In case you are worried concerning the media warnings of the “bubble” bursting in what’s typically called “The Canadian Real Estate Market.” I ask you: What exactly is a “Canadian Real Estate Marketplace?” States, cities, towns, and even neighbourhoods all differ. Property prices in Vancouver, BC are very different than in Windsor, ON. Both cities are Canadian but they have about a $700,000 difference in average dwelling costs. Real estate growth in King City, ON is substantially different than Toronto East (yet they’re just 45 minutes apart). With changes so vast within such much little geographical places how can the media summarize all real estate activity in one group (The Whole State)?
My personal and professional belief is that a microeconomic strategy is a far safer way to comprehend the true inherent real estate activity as it pertains to realistic purchases and activities. Unless you’re a international investor comparing Canada to the remainder of the planet, then it will not do much good to review statistics on Canadian market activity as a whole. Even if you’re a international investor, it is far better pinpoint a number of locales and research their performance individually rather than collectively.
So, then what is this market and when will it burst? The response to that is regrettably NO ONE KNOWS. We have been hearing about this for the better part of 5 years yet we’ve yet to see it. Interest rates continue to be steady and for the very first time in modern Canadian history three important banks have offered the lowest fixed mortgage rates ever (2.99%).

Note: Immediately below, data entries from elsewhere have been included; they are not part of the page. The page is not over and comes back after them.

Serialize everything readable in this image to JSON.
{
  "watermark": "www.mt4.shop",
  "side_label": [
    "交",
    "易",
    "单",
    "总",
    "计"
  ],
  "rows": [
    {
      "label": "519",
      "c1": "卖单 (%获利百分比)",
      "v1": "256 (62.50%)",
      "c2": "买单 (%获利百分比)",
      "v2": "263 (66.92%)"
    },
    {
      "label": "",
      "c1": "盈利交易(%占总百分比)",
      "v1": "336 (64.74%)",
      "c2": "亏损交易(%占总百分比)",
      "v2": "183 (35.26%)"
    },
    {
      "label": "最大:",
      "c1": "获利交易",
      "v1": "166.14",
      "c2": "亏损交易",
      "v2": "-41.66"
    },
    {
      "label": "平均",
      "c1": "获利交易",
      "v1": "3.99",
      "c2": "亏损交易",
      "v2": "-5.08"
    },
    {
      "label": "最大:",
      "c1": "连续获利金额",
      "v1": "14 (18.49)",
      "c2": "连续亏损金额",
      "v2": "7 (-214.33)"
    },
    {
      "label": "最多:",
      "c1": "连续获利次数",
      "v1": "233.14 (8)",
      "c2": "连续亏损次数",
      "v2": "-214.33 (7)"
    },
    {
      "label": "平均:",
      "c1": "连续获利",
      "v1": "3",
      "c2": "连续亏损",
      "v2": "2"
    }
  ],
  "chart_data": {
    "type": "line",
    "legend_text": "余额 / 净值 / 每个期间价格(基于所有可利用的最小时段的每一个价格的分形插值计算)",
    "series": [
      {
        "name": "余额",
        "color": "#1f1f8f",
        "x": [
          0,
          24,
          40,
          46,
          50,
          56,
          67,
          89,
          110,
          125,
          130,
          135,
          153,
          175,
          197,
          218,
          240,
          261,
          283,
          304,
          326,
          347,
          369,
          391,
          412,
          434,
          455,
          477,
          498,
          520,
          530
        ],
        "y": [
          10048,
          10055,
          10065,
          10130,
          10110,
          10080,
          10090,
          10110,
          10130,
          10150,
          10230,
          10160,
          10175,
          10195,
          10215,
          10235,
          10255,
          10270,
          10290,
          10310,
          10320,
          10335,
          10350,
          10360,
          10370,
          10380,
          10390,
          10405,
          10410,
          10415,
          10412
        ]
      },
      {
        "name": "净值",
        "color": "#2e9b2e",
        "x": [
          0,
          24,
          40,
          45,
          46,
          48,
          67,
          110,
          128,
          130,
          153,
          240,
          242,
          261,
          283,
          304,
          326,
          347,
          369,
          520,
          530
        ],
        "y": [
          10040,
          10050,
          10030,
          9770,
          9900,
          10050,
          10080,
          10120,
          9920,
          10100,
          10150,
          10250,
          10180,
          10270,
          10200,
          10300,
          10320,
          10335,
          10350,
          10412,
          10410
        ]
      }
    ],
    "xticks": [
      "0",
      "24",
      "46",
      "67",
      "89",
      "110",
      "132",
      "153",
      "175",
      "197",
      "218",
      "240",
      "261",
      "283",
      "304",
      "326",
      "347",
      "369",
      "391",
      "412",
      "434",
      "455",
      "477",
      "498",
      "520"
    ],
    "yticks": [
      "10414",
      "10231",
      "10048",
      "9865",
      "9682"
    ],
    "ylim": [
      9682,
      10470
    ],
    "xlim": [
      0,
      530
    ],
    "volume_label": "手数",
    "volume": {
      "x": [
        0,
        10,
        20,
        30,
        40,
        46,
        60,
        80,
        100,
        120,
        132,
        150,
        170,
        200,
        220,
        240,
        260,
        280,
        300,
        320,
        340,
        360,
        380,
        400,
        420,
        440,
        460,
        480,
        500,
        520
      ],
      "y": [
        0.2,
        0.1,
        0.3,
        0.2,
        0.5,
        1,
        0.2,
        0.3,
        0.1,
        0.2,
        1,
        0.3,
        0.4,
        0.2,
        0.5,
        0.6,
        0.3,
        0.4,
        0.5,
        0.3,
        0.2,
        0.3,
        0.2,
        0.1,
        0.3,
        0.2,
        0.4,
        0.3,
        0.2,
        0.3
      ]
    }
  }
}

With low rates of interest as well as a flourishing immigration system bringing in the correct mix of subscribers to our economy, real estate is an excellent investment (provided people are willing to hold on if the market dwindles a little). The inquiry is how long must people hold on? Whether or not people want to consider it, we (Canadians) will probably not experience the same home fiasco that our pals in the US experienced. Learn a lot more about Eddie Yan by going to this website. Even if we use this microeconomic strategy for a US housing performance analysis, we’ll find that not all US cities have experienced this substantial decline and that many cities were not strike very hard and are rebounding quite well. Once again, an all encompassing categorization of real estate performance by country doesn’t even apply to the current US disaster. Consequently, how can it be used to assess a much more fiscally reasonable and culturally diverse nation like Canada?